You certainly won't be humming it as you stride to a showdown with the boss, but you...
Morag Reavley 2007
Pity the soundtrack composer of a brand new Western, trying to fill the giant, hand-tooled cowboy boots of Ennio Morricone. His bold, innovative scores have defined a genre of film music for two or three generations.
But it hasn't inhibited Nick Cave and Bad Seed Warren Ellis in their score for The Assassination of Jesse James. Andrew Dominik's film, starring Brad Pitt as the eponymous outlaw, presents the last days of charismatic anti-hero James before his gunning down at the hands of a young acolyte, Robert Ford. This is no conventional Western tale of righted wrongs - it’s more an intense interior drama, with the strange dynamic between James and Ford at its heart.

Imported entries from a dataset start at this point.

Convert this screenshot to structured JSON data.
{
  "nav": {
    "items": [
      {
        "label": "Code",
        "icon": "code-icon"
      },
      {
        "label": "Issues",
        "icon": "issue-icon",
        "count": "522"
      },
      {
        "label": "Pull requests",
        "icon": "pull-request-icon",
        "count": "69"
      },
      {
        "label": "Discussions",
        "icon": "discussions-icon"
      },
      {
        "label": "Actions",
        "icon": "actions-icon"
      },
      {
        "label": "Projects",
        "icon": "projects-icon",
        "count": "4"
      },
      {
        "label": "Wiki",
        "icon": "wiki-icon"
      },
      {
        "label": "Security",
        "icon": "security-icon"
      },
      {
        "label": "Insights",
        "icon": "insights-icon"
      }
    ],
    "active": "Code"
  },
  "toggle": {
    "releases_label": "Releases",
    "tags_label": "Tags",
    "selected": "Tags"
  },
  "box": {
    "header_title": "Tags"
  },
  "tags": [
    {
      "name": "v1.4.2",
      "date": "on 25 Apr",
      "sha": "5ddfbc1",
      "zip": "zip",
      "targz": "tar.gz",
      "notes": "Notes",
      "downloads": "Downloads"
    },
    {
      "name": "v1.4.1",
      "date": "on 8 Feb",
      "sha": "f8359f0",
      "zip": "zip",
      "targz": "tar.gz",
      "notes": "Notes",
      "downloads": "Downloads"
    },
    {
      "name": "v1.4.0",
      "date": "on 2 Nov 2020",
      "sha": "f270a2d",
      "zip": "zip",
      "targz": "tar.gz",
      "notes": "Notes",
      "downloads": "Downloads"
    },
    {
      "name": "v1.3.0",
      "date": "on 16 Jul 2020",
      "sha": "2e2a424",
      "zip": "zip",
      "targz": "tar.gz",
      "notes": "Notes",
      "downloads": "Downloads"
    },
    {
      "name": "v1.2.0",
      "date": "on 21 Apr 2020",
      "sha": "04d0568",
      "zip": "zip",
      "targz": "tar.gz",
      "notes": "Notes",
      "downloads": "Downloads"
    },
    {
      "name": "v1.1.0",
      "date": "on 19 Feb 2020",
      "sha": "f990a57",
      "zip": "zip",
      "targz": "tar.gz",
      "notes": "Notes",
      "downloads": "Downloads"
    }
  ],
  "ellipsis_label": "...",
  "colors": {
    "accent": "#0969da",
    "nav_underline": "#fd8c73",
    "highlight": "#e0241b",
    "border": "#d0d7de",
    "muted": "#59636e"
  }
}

And the music which Cave and Ellis have come up with is far from generic. Unlike the largely heroic swagger of Morricone's music, the soundscape of ''Jesse James'' is claustrophobic, intense and emotionally fraught. The aptly titled ''Rather Lovely Thing'', the opening track, provides the simple chore melody for the whole film. Like many of the other tracks, it's bleak but beautiful, with gorgeous string arrangements (courtesy of Ellis) and Cave's signature wandering piano, the same few chords and discords reappearing in a haunting narrative.
Traditional instruments and rhythms are overlaid by other, stranger textures. Cave and Ellis fuse futuristic with traditional, layering country melodies with staticky soundloops, acoustic with electric. Take ''Cowgirl'', for instance, its folksy fiddle undercut by raw electric guitar.
Strange and lonely, the score is probably the most successful film collaboration of Cave and Ellis to date. You certainly won't be humming it as you stride to a showdown with the boss, but you have to admire its haunting loveliness.